Academic journal article Ethical Human Psychology and Psychiatry

Ethical and Moral Obligations Arising from Revelations of Pharmaceutical Company Dissembling

Academic journal article Ethical Human Psychology and Psychiatry

Ethical and Moral Obligations Arising from Revelations of Pharmaceutical Company Dissembling

Article excerpt

The past few years have seen an accelerating series of revelations that the sources of information prescribers of psychotropic medication and other mental health workers have relied on has been corrupted by pervasive pharmaceutical company dissembling. This article discusses the ethical obligations of psychiatrists, psychologists, and social workers that may arise from these revelations. The conclusion is that psychiatrists, psychologists, and social workers have not only the ethical obligation to change the information they are providing clients/patients and other decision makers but also the ethical obligation to insist that this dissembling no longer be tolerated and to hold their leadership accountable.

Keywords: informed consent; psychotropic medication; ethics; medical ethics

Ushered in with the introduction of Thorazine (chlorpromazine) in the mid-1950s, mental health treatment has become increasingly dominated by drug treatment to the point where today it is virtually impossible for anyone receiving services from the public mental health system in the United States to do so without taking psychotropic drugs. Often, only medication is offered, and it is rarely, if ever, possible to find public programs that provide other services, such as housing and case management and even psychotherapy, that do not condition such services on being "medication compliant." This article discusses whether recent revelations of pharmaceutical company dissembling 1 about the efficacy of and harm caused by the newer psychotropic drugs give rise to professional ethics obligations among psychiatrists, psychologists, and social workers.

Heretofore, it was reasonable for such practitioners to rely on medical journal articles, continuing medical education (CME) offerings, and the seemingly authoritative "standard of care" in making prescribing decisions. However, the recent revelations that none of these are reliable - that all of them have been corrupted by pharmaceutical company dissembling - raise ethical obligations among mental health practitioners. This article thus discusses from whence such obligations may arise, and what those obligations might be.

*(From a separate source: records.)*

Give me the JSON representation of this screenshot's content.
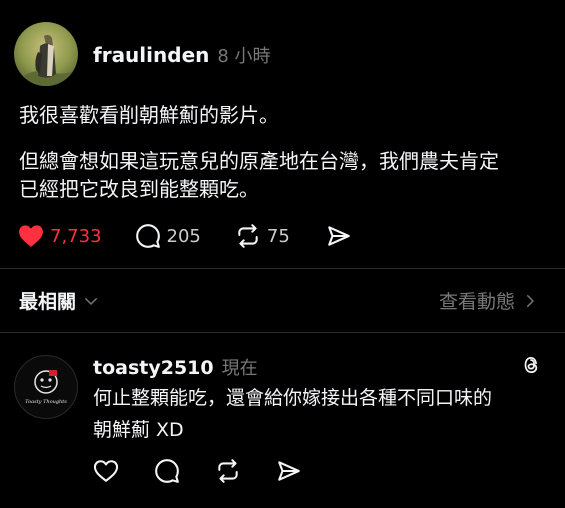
{
  "post": {
    "author": "fraulinden",
    "time": "8 小時",
    "text_lines": [
      "我很喜歡看削朝鮮薊的影片。",
      "但總會想如果這玩意兒的原產地在台灣，我們農夫肯定",
      "已經把它改良到能整顆吃。"
    ],
    "likes": "7,733",
    "replies": "205",
    "reposts": "75",
    "liked": true
  },
  "sort": {
    "label": "最相關",
    "view_activity": "查看動態"
  },
  "reply": {
    "author": "toasty2510",
    "time": "現在",
    "avatar_text": "Toasty Thoughts",
    "text_lines": [
      "何止整顆能吃，還會給你嫁接出各種不同口味的",
      "朝鮮薊 XD"
    ]
  },
  "colors": {
    "background": "#000000",
    "text": "#f3f5f7",
    "muted": "#777777",
    "like": "#ff3040",
    "divider": "#2a2a2a"
  },
  "icons": {
    "like": "heart-icon",
    "reply": "comment-bubble-icon",
    "repost": "repost-icon",
    "share": "send-icon",
    "sort": "chevron-down-icon",
    "activity": "chevron-right-icon",
    "app": "threads-icon"
  }
}
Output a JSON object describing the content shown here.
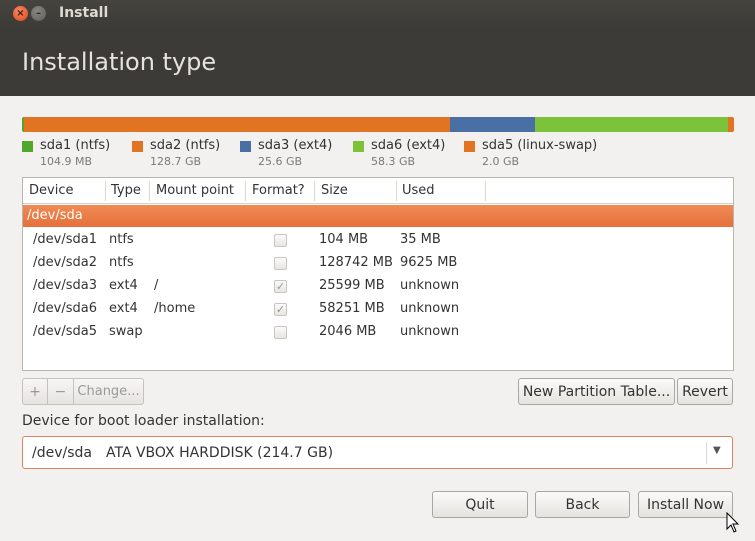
{
  "window": {
    "title": "Install",
    "close_glyph": "×",
    "minimize_glyph": "–"
  },
  "header": {
    "title": "Installation type"
  },
  "partition_bar": [
    {
      "name": "sda1 (ntfs)",
      "size": "104.9 MB",
      "color": "#4fa72c"
    },
    {
      "name": "sda2 (ntfs)",
      "size": "128.7 GB",
      "color": "#e07423"
    },
    {
      "name": "sda3 (ext4)",
      "size": "25.6 GB",
      "color": "#4a6fa5"
    },
    {
      "name": "sda6 (ext4)",
      "size": "58.3 GB",
      "color": "#7cc23a"
    },
    {
      "name": "sda5 (linux-swap)",
      "size": "2.0 GB",
      "color": "#e07423"
    }
  ],
  "table": {
    "columns": [
      "Device",
      "Type",
      "Mount point",
      "Format?",
      "Size",
      "Used"
    ],
    "selected_device": "/dev/sda",
    "rows": [
      {
        "device": "/dev/sda1",
        "type": "ntfs",
        "mount": "",
        "format": false,
        "size": "104 MB",
        "used": "35 MB"
      },
      {
        "device": "/dev/sda2",
        "type": "ntfs",
        "mount": "",
        "format": false,
        "size": "128742 MB",
        "used": "9625 MB"
      },
      {
        "device": "/dev/sda3",
        "type": "ext4",
        "mount": "/",
        "format": true,
        "size": "25599 MB",
        "used": "unknown"
      },
      {
        "device": "/dev/sda6",
        "type": "ext4",
        "mount": "/home",
        "format": true,
        "size": "58251 MB",
        "used": "unknown"
      },
      {
        "device": "/dev/sda5",
        "type": "swap",
        "mount": "",
        "format": false,
        "size": "2046 MB",
        "used": "unknown"
      }
    ]
  },
  "toolbar": {
    "add_label": "+",
    "remove_label": "−",
    "change_label": "Change...",
    "new_table_label": "New Partition Table...",
    "revert_label": "Revert"
  },
  "boot_loader": {
    "label": "Device for boot loader installation:",
    "device": "/dev/sda",
    "description": "ATA VBOX HARDDISK (214.7 GB)"
  },
  "buttons": {
    "quit": "Quit",
    "back": "Back",
    "install_now": "Install Now"
  },
  "colors": {
    "accent": "#e5703a",
    "header_bg": "#3c3b37"
  },
  "icons": {
    "check_mark": "✓",
    "dropdown_arrow": "▼"
  }
}
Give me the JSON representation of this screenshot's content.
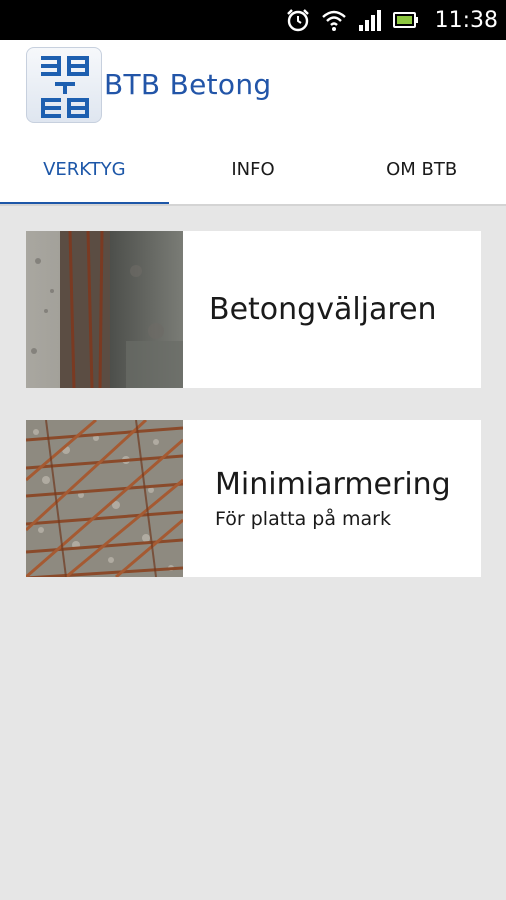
{
  "status_bar": {
    "time": "11:38",
    "icons": [
      "alarm-icon",
      "wifi-icon",
      "signal-icon",
      "battery-icon"
    ]
  },
  "app": {
    "title": "BTB Betong",
    "accent_color": "#1d57a8"
  },
  "tabs": [
    {
      "label": "VERKTYG",
      "active": true
    },
    {
      "label": "INFO",
      "active": false
    },
    {
      "label": "OM BTB",
      "active": false
    }
  ],
  "cards": [
    {
      "title": "Betongväljaren",
      "subtitle": ""
    },
    {
      "title": "Minimiarmering",
      "subtitle": "För platta på mark"
    }
  ]
}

Ethical and moral obligations are two separate concepts. Ethical is defined as "being in accordance with the accepted principles of right and wrong that govern the conduct of a profession," while moral is defined as "conforming to standards of what is right or just" or "of or concerned with the judgment of the goodness or badness of human action and character" ( American Heritage Dictionary ). In other words, morality involves good and bad, while ethics involves professional standards. Professional ethical standards at least theoretically derive from concepts of morality, but are not congruent with morality.

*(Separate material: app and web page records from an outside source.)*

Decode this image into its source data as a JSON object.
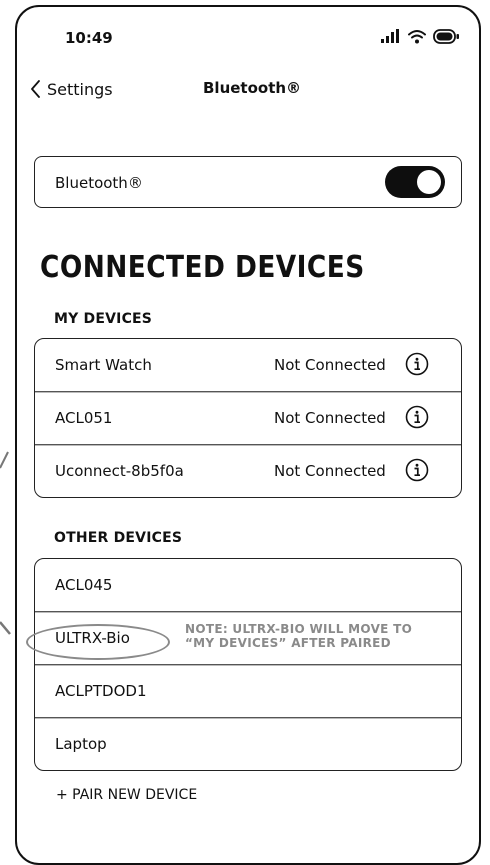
{
  "status_bar": {
    "time": "10:49",
    "icons": [
      "signal-icon",
      "wifi-icon",
      "battery-icon"
    ]
  },
  "nav": {
    "back_label": "Settings",
    "title": "Bluetooth®"
  },
  "bluetooth_toggle": {
    "label": "Bluetooth®",
    "state": "on"
  },
  "section_title": "CONNECTED DEVICES",
  "my_devices": {
    "heading": "MY DEVICES",
    "items": [
      {
        "name": "Smart Watch",
        "status": "Not Connected"
      },
      {
        "name": "ACL051",
        "status": "Not Connected"
      },
      {
        "name": "Uconnect-8b5f0a",
        "status": "Not Connected"
      }
    ]
  },
  "other_devices": {
    "heading": "OTHER DEVICES",
    "items": [
      {
        "name": "ACL045"
      },
      {
        "name": "ULTRX-Bio"
      },
      {
        "name": "ACLPTDOD1"
      },
      {
        "name": "Laptop"
      }
    ]
  },
  "annotation": {
    "line1": "NOTE: ULTRX-BIO WILL MOVE TO",
    "line2": "“MY DEVICES” AFTER PAIRED"
  },
  "pair_new_device_label": "+ PAIR NEW DEVICE",
  "colors": {
    "toggle_on": "#0e0e0e",
    "annotation": "#8a8a8a"
  }
}
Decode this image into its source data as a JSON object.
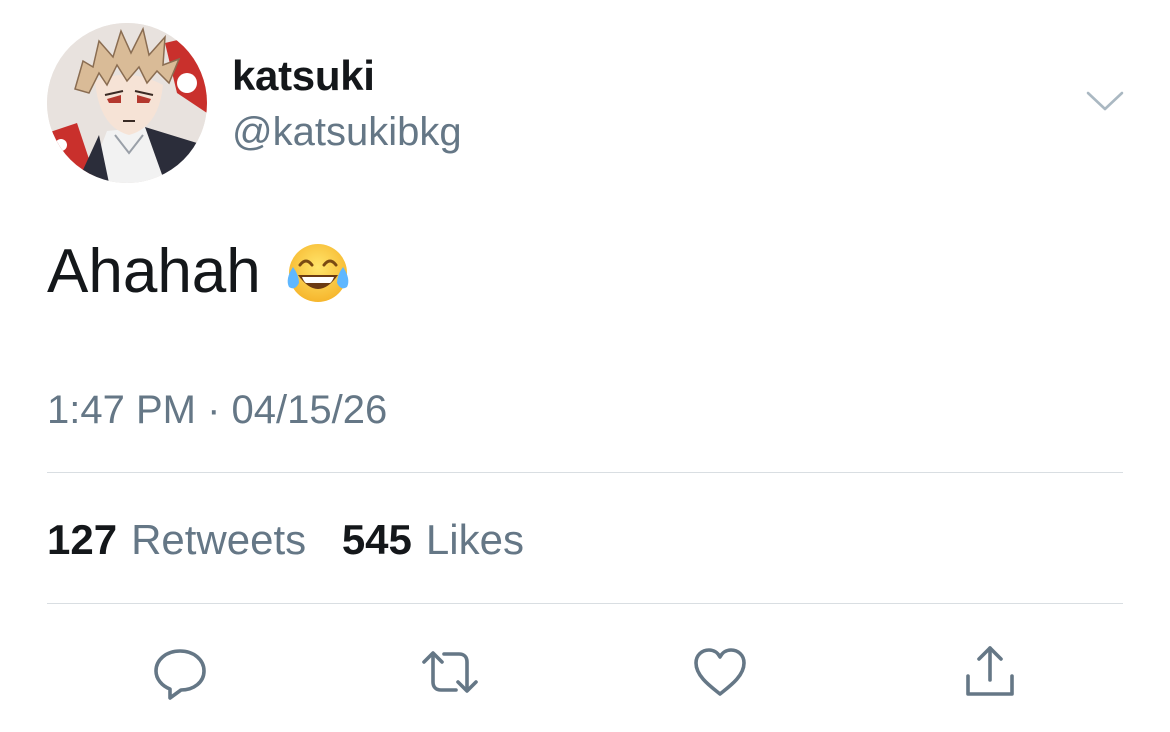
{
  "tweet": {
    "author": {
      "display_name": "katsuki",
      "handle": "@katsukibkg"
    },
    "text": "Ahahah",
    "emoji": "face-with-tears-of-joy",
    "timestamp": {
      "time": "1:47 PM",
      "separator": "·",
      "date": "04/15/26"
    },
    "stats": {
      "retweets_count": "127",
      "retweets_label": "Retweets",
      "likes_count": "545",
      "likes_label": "Likes"
    },
    "actions": {
      "reply_icon": "reply-icon",
      "retweet_icon": "retweet-icon",
      "like_icon": "heart-icon",
      "share_icon": "share-icon"
    }
  },
  "colors": {
    "primary_text": "#14171a",
    "secondary_text": "#657786",
    "divider": "#d9dee2",
    "background": "#ffffff"
  }
}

Medical journals, even the most prestigious, have been manipulated by pharmaceutical companies into publishing false and misleading articles (Angell, 2000; Boseley, 2001; Smith, 2005) and are acceding to pharmaceutical company demands to suppress negative information about their drugs (Healy, 2008). Recently, U.S. Senator Charles Grassley exposed psychiatric "key opinion leaders" for secretly and illegally taking large sums of money from the drug companies and promoting their psychiatric drugs (Carey & Harris, 2008; Harris, 2008b, 2008c). Many other psychiatric key opinion leaders have also been exposed as secretly - and often illegally - taking drug company money while purporting to publish unbiased research:

1. Joseph Biederman of Harvard Medical School, who was pivotal in promoting the diagnosis of bipolar disorder in children and youth resulting in a 40-fold increase and the massive increase of prescribing "mood stabilizers" and neuroleptics to children and youth (Harris. 2008b) and who promised Janssen he would provide data supporting the use of Risperdal in children if they funded his research center (Harris, 2009)

2. …

Search by... Author
Show... All Results Primary Sources Peer-reviewed


An unknown error has occurred. Please click the button below to reload the page. If the problem persists, please try again in a little while.